You won’t find any souvenirs or trinkets here, but you will see a wide range of traditional Chinese goods, like tea, medicinal herbs, dried mushrooms and seafood, beans, rice and sweets, and many locals coming to shop. Dihua Street gets particularly busy in the days leading up to Chinese New Year when families come to stock up on traditional holiday foods. During this time, the street becomes a solid wall of people haggling for their ingredients.
Taipei’s Presidential Office Building has housed the offices of the president and his staff since 1949. The stunning colonial-style building was constructed in 1919 to serve as the Japanese occupation headquarters but was severely damaged by bombing during World War II. The entire structure was rebuilt in 1946 in the same style as the original, and its distinctive brickwork is an excellent example of Japanese-era architecture in Taiwan.
The five-story red brick building has an eleven-floor tower at its center. At the time it was built, it was the tallest building in Taipei. On weekday mornings, the Presidential Office Building is open for tours, giving visitors the chance to see exactly where the president works. Even if you don’t take the tour, it’s worth stopping by just to see the building’s facade.
White sandy beaches and swaying palms are perhaps not the first things that come to mind when you think of Taiwan, but that’s exactly what you’ll find in the Kenting National Park. This natural treasure has some of the best surf beaches in the region, as well as diving, jet-skiing and lots of other seaside fun.
The park’s beautiful scenic landscapes, with dramatic rocky outcrops, lush jungles and cliffs offering outstanding views over the sea and shoreline, make this a popular hiking destination. Visit traditional fishing villages during the day and at night enjoy the numerous dining options and night markets in the area’s towns.
Tucked in the hills, just beyond Taipei city limits, lies popular Elephant Mountain—a natural network of trekking trails and walking paths that lead to some of the area’s most epic views.
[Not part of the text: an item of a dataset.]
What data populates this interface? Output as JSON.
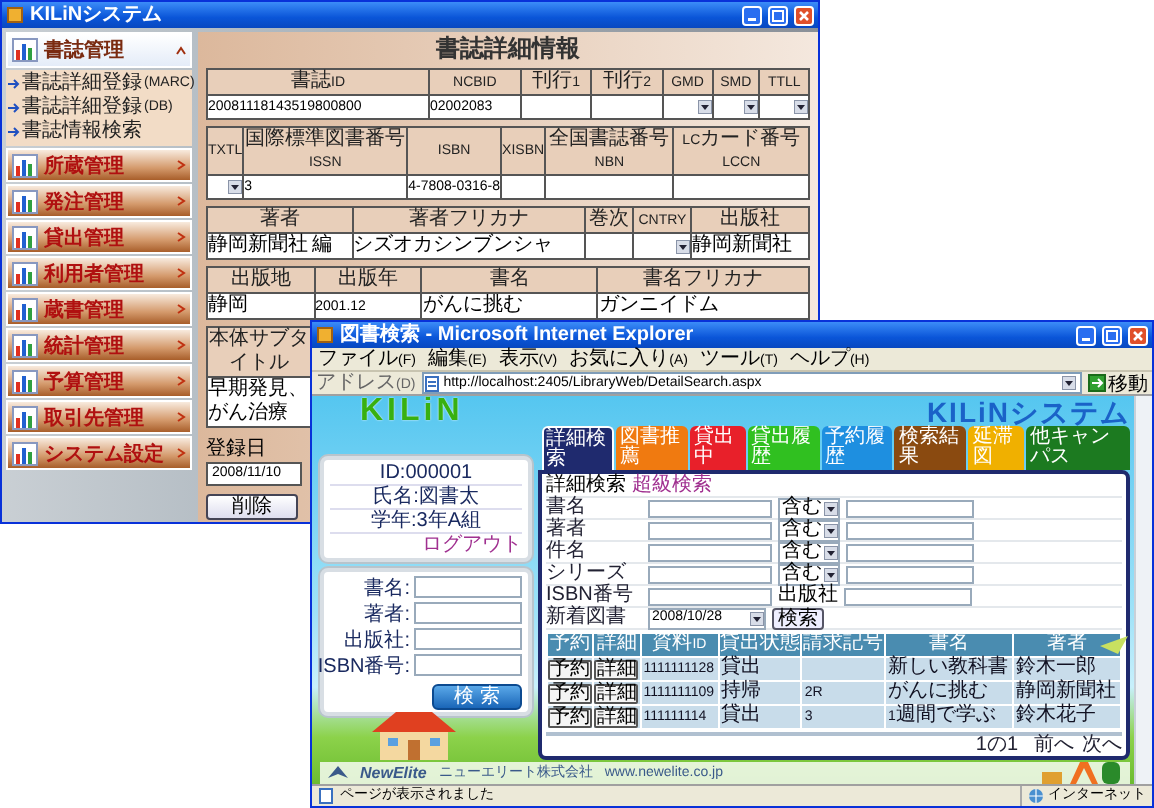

Travelers willing to climb the dozens of steep steps along the Xiangshan Hiking Trail will be greeted by an uninterrupted look at the city skyline, including the towering Taipei 101. Visitors agree it’s one of the best in the area, and easy access from downtown makes it a perfect day trip for visitors looking to escape the urban jungle while still keeping it within view.